## [EXERCISE DIRECTIONS]
Each record must reappear in the answer exactly as it is written.

Segment Open

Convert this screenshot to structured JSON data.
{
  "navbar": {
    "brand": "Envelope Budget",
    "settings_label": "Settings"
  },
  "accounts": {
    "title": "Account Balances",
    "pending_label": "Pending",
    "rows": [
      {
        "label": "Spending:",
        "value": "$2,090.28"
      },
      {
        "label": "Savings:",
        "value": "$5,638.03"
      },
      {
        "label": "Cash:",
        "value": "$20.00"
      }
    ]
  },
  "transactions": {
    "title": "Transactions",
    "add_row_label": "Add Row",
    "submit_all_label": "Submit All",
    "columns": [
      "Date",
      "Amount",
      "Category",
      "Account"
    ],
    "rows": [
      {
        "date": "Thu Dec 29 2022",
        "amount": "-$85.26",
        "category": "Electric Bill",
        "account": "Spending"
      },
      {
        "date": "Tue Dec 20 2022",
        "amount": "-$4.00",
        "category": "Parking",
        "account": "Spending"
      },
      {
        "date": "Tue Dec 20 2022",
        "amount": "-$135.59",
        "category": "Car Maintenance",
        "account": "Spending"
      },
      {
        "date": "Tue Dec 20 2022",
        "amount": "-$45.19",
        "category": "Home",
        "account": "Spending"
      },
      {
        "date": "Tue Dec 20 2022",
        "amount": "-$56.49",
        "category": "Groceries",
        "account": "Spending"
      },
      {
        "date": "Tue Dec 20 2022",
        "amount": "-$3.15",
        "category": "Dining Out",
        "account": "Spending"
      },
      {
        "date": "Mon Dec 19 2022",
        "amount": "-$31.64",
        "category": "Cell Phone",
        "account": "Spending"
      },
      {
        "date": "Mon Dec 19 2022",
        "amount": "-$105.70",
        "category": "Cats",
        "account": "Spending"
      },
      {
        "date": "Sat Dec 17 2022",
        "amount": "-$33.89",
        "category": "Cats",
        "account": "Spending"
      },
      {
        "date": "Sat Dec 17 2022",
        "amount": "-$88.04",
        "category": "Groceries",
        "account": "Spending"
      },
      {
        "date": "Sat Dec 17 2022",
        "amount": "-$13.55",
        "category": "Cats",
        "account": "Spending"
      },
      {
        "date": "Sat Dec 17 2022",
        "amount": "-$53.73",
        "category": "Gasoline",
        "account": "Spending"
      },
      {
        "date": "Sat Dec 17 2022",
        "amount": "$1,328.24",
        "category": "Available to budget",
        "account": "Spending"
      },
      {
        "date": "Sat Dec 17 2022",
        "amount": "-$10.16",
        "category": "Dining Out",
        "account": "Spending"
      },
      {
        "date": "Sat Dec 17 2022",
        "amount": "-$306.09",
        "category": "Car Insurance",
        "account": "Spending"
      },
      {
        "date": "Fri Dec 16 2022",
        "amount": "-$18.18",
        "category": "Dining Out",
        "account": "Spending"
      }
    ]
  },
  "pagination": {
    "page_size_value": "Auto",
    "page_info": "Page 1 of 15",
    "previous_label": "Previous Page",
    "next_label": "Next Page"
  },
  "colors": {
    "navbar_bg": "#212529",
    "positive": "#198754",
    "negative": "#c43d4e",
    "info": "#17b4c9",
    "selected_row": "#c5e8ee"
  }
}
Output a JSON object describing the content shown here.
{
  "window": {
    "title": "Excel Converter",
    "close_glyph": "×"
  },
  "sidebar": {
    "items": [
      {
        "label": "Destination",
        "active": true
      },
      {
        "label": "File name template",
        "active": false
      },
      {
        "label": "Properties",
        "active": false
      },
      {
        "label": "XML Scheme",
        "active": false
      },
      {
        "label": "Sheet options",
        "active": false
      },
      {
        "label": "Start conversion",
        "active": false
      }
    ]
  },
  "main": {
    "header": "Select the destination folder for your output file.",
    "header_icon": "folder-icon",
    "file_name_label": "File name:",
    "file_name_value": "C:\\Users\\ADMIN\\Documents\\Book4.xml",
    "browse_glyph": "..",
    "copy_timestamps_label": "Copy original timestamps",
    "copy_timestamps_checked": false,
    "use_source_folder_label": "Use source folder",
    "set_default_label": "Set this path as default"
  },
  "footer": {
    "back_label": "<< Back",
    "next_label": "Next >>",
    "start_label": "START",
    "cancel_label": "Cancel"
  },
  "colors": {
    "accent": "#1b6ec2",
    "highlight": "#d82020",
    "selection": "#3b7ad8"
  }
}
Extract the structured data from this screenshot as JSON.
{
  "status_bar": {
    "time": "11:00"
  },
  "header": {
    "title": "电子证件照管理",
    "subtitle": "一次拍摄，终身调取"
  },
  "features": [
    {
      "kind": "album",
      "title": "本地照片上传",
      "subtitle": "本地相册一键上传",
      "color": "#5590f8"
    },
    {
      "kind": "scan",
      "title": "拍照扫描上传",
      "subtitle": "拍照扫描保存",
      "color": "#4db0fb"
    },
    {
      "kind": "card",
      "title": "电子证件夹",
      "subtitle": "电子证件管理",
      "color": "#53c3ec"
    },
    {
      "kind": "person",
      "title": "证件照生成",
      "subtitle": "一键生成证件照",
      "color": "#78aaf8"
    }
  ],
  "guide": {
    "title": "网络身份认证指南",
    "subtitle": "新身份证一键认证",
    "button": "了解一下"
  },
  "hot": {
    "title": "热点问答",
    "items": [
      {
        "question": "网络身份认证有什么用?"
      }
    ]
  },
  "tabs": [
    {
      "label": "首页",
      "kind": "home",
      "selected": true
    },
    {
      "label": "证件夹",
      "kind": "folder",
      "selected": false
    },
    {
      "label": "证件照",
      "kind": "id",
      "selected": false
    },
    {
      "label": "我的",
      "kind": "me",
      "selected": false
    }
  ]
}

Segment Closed

## [RESULT OF THE EXERCISE]
Convert this screenshot to structured JSON data.
{
  "navbar": {
    "brand": "Envelope Budget",
    "settings_label": "Settings"
  },
  "accounts": {
    "title": "Account Balances",
    "pending_label": "Pending",
    "rows": [
      {
        "label": "Spending:",
        "value": "$2,090.28"
      },
      {
        "label": "Savings:",
        "value": "$5,638.03"
      },
      {
        "label": "Cash:",
        "value": "$20.00"
      }
    ]
  },
  "transactions": {
    "title": "Transactions",
    "add_row_label": "Add Row",
    "submit_all_label": "Submit All",
    "columns": [
      "Date",
      "Amount",
      "Category",
      "Account"
    ],
    "rows": [
      {
        "date": "Thu Dec 29 2022",
        "amount": "-$85.26",
        "category": "Electric Bill",
        "account": "Spending"
      },
      {
        "date": "Tue Dec 20 2022",
        "amount": "-$4.00",
        "category": "Parking",
        "account": "Spending"
      },
      {
        "date": "Tue Dec 20 2022",
        "amount": "-$135.59",
        "category": "Car Maintenance",
        "account": "Spending"
      },
      {
        "date": "Tue Dec 20 2022",
        "amount": "-$45.19",
        "category": "Home",
        "account": "Spending"
      },
      {
        "date": "Tue Dec 20 2022",
        "amount": "-$56.49",
        "category": "Groceries",
        "account": "Spending"
      },
      {
        "date": "Tue Dec 20 2022",
        "amount": "-$3.15",
        "category": "Dining Out",
        "account": "Spending"
      },
      {
        "date": "Mon Dec 19 2022",
        "amount": "-$31.64",
        "category": "Cell Phone",
        "account": "Spending"
      },
      {
        "date": "Mon Dec 19 2022",
        "amount": "-$105.70",
        "category": "Cats",
        "account": "Spending"
      },
      {
        "date": "Sat Dec 17 2022",
        "amount": "-$33.89",
        "category": "Cats",
        "account": "Spending"
      },
      {
        "date": "Sat Dec 17 2022",
        "amount": "-$88.04",
        "category": "Groceries",
        "account": "Spending"
      },
      {
        "date": "Sat Dec 17 2022",
        "amount": "-$13.55",
        "category": "Cats",
        "account": "Spending"
      },
      {
        "date": "Sat Dec 17 2022",
        "amount": "-$53.73",
        "category": "Gasoline",
        "account": "Spending"
      },
      {
        "date": "Sat Dec 17 2022",
        "amount": "$1,328.24",
        "category": "Available to budget",
        "account": "Spending"
      },
      {
        "date": "Sat Dec 17 2022",
        "amount": "-$10.16",
        "category": "Dining Out",
        "account": "Spending"
      },
      {
        "date": "Sat Dec 17 2022",
        "amount": "-$306.09",
        "category": "Car Insurance",
        "account": "Spending"
      },
      {
        "date": "Fri Dec 16 2022",
        "amount": "-$18.18",
        "category": "Dining Out",
        "account": "Spending"
      }
    ]
  },
  "pagination": {
    "page_size_value": "Auto",
    "page_info": "Page 1 of 15",
    "previous_label": "Previous Page",
    "next_label": "Next Page"
  },
  "colors": {
    "navbar_bg": "#212529",
    "positive": "#198754",
    "negative": "#c43d4e",
    "info": "#17b4c9",
    "selected_row": "#c5e8ee"
  }
}
Output a JSON object describing the content shown here.
{
  "window": {
    "title": "Excel Converter",
    "close_glyph": "×"
  },
  "sidebar": {
    "items": [
      {
        "label": "Destination",
        "active": true
      },
      {
        "label": "File name template",
        "active": false
      },
      {
        "label": "Properties",
        "active": false
      },
      {
        "label": "XML Scheme",
        "active": false
      },
      {
        "label": "Sheet options",
        "active": false
      },
      {
        "label": "Start conversion",
        "active": false
      }
    ]
  },
  "main": {
    "header": "Select the destination folder for your output file.",
    "header_icon": "folder-icon",
    "file_name_label": "File name:",
    "file_name_value": "C:\\Users\\ADMIN\\Documents\\Book4.xml",
    "browse_glyph": "..",
    "copy_timestamps_label": "Copy original timestamps",
    "copy_timestamps_checked": false,
    "use_source_folder_label": "Use source folder",
    "set_default_label": "Set this path as default"
  },
  "footer": {
    "back_label": "<< Back",
    "next_label": "Next >>",
    "start_label": "START",
    "cancel_label": "Cancel"
  },
  "colors": {
    "accent": "#1b6ec2",
    "highlight": "#d82020",
    "selection": "#3b7ad8"
  }
}
Extract the structured data from this screenshot as JSON.
{
  "status_bar": {
    "time": "11:00"
  },
  "header": {
    "title": "电子证件照管理",
    "subtitle": "一次拍摄，终身调取"
  },
  "features": [
    {
      "kind": "album",
      "title": "本地照片上传",
      "subtitle": "本地相册一键上传",
      "color": "#5590f8"
    },
    {
      "kind": "scan",
      "title": "拍照扫描上传",
      "subtitle": "拍照扫描保存",
      "color": "#4db0fb"
    },
    {
      "kind": "card",
      "title": "电子证件夹",
      "subtitle": "电子证件管理",
      "color": "#53c3ec"
    },
    {
      "kind": "person",
      "title": "证件照生成",
      "subtitle": "一键生成证件照",
      "color": "#78aaf8"
    }
  ],
  "guide": {
    "title": "网络身份认证指南",
    "subtitle": "新身份证一键认证",
    "button": "了解一下"
  },
  "hot": {
    "title": "热点问答",
    "items": [
      {
        "question": "网络身份认证有什么用?"
      }
    ]
  },
  "tabs": [
    {
      "label": "首页",
      "kind": "home",
      "selected": true
    },
    {
      "label": "证件夹",
      "kind": "folder",
      "selected": false
    },
    {
      "label": "证件照",
      "kind": "id",
      "selected": false
    },
    {
      "label": "我的",
      "kind": "me",
      "selected": false
    }
  ]
}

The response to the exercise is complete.